25 Jul 2017

An organic weed killer being used by the Christchurch City Council is proving effective, as Council moves to significantly reduce its use of the potentially dangerous weed killer glyphosate.

Council voted last year to limit the use of glyphosate, commonly sold as Roundup, and move to an organic alternative, along with hand-pulled and mechanically removed weeding. 

Council staff spray organic weed killer in parks around the city.

A Council staff member sprays organic weed killer as part of the Council's weed management programme.

Christchurch City Council Operations Manager Neighbourhood and Sports Parks Al Hardy said Council was now using 40,000 litres of organic weed killer each year.

“As soon as the Council made a decision to reduce the use of glyphosate, we made changes to our practices.
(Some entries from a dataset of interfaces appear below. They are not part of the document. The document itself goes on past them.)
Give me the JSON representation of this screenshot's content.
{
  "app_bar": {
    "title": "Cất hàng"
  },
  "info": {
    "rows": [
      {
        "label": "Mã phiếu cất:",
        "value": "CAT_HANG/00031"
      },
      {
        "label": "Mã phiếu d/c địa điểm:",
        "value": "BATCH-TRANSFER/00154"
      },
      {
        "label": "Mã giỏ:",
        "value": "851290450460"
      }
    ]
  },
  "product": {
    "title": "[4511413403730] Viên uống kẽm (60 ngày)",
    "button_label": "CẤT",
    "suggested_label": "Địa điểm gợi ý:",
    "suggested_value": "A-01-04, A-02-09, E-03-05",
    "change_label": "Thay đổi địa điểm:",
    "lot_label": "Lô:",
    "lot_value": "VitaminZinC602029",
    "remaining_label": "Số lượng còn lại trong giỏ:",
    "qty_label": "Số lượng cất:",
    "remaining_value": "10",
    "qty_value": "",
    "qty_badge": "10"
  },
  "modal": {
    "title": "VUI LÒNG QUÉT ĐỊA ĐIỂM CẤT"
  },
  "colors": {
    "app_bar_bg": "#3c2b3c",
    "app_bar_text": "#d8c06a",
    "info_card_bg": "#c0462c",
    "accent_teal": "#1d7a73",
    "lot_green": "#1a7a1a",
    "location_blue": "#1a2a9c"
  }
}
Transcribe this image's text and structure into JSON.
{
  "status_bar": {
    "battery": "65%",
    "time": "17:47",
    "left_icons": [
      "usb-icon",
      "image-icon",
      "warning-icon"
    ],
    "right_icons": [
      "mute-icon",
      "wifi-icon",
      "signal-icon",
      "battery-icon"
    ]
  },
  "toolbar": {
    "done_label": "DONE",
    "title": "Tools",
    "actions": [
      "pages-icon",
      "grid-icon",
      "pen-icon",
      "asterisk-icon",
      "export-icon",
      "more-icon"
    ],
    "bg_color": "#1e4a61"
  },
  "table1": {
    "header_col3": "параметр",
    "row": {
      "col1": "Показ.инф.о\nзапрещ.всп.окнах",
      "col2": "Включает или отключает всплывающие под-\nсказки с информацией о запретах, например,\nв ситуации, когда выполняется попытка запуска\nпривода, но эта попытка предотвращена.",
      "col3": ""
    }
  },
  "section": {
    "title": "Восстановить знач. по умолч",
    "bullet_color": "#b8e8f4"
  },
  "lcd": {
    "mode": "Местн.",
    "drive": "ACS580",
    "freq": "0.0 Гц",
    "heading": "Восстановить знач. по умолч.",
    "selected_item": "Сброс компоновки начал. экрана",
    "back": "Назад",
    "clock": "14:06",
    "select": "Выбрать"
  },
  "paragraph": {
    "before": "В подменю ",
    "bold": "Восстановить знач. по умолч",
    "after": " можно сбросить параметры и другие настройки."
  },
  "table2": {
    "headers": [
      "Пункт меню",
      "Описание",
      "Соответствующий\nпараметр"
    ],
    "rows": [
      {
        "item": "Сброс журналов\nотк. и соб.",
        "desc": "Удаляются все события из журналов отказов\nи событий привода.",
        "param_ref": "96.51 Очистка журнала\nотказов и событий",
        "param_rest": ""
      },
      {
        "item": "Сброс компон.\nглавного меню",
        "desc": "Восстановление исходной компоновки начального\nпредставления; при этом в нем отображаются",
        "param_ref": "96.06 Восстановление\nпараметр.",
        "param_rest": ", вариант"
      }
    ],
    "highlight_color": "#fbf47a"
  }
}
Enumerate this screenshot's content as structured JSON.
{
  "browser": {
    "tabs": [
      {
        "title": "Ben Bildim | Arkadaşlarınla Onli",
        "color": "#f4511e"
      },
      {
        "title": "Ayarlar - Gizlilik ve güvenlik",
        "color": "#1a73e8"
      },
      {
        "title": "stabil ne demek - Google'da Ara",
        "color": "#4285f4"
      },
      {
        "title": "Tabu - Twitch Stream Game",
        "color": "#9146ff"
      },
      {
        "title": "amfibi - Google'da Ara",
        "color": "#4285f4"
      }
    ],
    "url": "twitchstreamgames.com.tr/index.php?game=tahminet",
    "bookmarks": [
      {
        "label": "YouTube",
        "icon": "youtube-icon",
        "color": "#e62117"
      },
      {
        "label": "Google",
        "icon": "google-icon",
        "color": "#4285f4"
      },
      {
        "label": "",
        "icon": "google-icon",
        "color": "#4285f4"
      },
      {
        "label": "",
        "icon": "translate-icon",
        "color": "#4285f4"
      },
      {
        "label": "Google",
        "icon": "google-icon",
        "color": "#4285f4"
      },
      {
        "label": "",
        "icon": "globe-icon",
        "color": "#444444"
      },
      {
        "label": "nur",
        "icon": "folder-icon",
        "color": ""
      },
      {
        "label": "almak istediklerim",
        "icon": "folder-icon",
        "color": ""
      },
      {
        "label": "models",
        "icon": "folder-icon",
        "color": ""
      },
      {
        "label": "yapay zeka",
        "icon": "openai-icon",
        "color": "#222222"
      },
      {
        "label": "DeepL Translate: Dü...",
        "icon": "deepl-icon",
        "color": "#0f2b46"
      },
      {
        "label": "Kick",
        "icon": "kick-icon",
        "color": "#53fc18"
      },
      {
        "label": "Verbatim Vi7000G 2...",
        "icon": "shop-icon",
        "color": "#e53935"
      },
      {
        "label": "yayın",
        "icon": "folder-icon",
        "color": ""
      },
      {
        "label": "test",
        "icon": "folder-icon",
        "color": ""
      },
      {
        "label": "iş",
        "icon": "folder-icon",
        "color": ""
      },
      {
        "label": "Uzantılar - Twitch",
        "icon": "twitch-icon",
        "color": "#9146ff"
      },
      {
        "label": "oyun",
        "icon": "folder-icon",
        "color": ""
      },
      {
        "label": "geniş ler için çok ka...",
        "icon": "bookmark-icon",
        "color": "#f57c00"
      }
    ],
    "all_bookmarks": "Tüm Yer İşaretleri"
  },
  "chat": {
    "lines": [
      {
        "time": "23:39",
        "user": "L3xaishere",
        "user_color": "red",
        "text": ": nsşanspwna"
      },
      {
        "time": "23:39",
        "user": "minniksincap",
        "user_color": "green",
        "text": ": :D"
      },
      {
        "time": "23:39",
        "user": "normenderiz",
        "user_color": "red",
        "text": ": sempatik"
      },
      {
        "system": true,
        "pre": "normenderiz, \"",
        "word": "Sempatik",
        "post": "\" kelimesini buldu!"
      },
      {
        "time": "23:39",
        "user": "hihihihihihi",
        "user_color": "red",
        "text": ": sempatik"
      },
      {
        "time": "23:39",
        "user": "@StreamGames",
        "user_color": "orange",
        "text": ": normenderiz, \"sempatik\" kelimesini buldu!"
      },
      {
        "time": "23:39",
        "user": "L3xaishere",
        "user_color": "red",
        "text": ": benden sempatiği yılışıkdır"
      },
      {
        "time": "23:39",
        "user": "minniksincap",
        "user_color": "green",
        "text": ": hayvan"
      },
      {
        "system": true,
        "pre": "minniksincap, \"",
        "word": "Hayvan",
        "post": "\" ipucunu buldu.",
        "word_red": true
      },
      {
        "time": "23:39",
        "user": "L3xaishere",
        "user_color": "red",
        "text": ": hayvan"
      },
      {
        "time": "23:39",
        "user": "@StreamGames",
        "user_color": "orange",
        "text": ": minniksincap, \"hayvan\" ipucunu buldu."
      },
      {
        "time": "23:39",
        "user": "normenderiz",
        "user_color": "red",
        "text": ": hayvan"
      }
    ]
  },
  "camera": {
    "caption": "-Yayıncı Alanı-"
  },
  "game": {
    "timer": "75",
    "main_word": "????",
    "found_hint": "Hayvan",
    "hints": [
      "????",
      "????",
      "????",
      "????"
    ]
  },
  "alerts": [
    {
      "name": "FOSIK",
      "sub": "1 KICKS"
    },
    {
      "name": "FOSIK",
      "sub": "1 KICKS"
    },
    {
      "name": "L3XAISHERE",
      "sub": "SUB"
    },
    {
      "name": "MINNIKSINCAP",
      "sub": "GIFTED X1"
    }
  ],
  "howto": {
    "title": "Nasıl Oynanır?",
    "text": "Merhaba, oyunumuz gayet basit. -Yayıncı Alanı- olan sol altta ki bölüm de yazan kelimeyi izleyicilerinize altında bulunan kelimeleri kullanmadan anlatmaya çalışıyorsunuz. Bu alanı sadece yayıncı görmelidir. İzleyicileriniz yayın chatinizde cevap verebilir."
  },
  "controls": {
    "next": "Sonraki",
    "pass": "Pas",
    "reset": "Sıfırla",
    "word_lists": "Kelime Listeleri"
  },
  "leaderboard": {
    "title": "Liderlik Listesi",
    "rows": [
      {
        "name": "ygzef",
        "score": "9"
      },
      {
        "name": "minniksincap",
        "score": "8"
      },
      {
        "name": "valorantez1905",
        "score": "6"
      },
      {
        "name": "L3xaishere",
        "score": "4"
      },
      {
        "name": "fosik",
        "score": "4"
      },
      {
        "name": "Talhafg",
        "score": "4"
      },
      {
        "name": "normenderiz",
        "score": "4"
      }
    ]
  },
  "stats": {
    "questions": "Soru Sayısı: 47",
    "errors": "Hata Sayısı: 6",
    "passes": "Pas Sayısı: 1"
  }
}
We’ve been using a product which is a combination of natural pine oil and fatty acids. It is a non-residual and non-selective herbicide.

“We’ve had a few members of the public asking us about the spray we are now using, because it emits a fairly strong smell. This product is completely safe and the smell comes from the fatty acid, which has a particularly pungent scent. The pine oil is used to help mask the smell. Our suppliers are currently working to enhance the product to minimise the issue of smell” Mr Hardy said.

“We’re confident we’ve chosen the best organic product for use around the city, and want to reassure residents that the strong smell is nothing to be concerned about. Council chose this product as it eliminates any potential risk of Carcinogenic properties Glyphosate may contain. It’s an organic product that carries the ‘BioGro’ certification and is consistent with Councils environmental plans and policies.”

Glyphosate is now only used on sites closed to the public or places where no other method is practical.